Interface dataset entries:
=== Section Start ===
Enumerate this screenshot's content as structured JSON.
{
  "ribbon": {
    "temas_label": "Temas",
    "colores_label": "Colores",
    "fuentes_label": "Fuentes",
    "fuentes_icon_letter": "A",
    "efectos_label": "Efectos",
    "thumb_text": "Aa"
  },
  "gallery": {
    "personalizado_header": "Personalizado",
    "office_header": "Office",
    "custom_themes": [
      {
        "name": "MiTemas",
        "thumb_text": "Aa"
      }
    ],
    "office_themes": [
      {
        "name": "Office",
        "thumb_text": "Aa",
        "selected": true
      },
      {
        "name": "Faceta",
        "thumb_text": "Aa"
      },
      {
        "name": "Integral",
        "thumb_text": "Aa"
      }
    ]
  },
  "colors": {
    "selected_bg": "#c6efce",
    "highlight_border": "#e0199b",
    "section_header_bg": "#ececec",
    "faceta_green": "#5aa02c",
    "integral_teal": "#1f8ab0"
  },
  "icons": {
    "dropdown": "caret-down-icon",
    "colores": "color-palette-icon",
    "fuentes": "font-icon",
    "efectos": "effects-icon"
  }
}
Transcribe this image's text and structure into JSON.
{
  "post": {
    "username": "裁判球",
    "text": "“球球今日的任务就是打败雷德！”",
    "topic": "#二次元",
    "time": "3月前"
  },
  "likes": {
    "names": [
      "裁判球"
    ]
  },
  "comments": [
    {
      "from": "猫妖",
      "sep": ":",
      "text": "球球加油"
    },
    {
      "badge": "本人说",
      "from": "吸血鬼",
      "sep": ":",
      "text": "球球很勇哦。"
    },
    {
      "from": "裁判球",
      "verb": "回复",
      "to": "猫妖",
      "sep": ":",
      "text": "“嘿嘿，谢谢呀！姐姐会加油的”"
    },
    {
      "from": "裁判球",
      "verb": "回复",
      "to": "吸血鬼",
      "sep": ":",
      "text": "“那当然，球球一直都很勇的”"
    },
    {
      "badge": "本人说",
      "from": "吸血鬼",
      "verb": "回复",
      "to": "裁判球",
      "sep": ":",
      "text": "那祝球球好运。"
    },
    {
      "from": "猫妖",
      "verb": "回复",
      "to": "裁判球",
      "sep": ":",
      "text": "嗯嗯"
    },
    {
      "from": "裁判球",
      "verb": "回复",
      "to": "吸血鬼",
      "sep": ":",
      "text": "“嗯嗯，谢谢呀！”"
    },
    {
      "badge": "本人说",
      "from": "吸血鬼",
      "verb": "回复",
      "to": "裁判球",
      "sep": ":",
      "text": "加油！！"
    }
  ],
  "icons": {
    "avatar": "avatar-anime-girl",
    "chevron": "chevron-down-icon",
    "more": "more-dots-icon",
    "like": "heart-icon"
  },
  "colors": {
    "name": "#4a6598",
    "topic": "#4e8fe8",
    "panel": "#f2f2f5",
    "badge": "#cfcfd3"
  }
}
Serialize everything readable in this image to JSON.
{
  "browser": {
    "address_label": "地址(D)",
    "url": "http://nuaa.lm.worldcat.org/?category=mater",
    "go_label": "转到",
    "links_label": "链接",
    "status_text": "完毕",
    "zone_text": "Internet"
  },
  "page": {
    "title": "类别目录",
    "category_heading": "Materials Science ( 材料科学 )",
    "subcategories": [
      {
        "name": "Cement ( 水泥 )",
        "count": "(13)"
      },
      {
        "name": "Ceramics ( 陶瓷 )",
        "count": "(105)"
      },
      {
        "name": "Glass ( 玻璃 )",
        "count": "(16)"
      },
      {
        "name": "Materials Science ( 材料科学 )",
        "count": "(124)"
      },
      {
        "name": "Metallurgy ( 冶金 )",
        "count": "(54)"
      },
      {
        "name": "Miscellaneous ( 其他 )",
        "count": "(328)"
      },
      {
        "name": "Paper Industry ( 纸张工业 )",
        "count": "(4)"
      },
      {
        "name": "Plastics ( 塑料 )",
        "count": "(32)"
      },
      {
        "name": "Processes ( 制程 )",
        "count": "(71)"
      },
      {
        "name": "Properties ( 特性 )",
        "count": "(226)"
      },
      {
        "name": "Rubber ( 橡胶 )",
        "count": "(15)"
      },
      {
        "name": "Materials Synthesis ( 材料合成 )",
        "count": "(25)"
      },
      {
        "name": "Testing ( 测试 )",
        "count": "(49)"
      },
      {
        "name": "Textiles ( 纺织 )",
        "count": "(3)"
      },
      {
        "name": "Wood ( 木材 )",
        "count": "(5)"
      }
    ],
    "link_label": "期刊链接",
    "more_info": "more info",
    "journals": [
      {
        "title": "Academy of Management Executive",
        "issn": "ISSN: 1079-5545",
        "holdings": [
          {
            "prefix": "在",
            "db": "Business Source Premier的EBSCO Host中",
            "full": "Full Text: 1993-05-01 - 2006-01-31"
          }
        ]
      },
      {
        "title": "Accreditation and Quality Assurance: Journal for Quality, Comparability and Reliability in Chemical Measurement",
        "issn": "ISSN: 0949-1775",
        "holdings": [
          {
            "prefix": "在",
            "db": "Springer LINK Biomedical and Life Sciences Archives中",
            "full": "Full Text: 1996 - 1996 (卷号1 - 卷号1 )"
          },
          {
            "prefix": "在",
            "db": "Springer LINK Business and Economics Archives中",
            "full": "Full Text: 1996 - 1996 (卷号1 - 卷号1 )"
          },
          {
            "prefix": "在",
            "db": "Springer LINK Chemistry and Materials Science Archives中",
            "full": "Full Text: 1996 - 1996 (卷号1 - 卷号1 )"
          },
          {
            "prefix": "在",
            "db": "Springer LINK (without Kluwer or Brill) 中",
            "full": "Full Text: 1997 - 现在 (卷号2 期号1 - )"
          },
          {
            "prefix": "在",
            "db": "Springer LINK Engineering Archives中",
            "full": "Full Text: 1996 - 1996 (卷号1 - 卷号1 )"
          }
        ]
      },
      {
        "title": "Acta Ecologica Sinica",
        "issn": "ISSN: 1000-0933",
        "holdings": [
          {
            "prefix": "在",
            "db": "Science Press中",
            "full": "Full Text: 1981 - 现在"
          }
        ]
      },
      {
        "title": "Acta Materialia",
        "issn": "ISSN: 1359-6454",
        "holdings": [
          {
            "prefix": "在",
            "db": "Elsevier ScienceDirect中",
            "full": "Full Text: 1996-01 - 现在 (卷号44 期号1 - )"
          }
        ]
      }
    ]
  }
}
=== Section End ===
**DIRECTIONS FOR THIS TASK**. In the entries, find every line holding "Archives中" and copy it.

**RESPONSE AREA**.
            "db": "Springer LINK Biomedical and Life Sciences Archives中",
            "db": "Springer LINK Business and Economics Archives中",
            "db": "Springer LINK Chemistry and Materials Science Archives中",
            "db": "Springer LINK Engineering Archives中",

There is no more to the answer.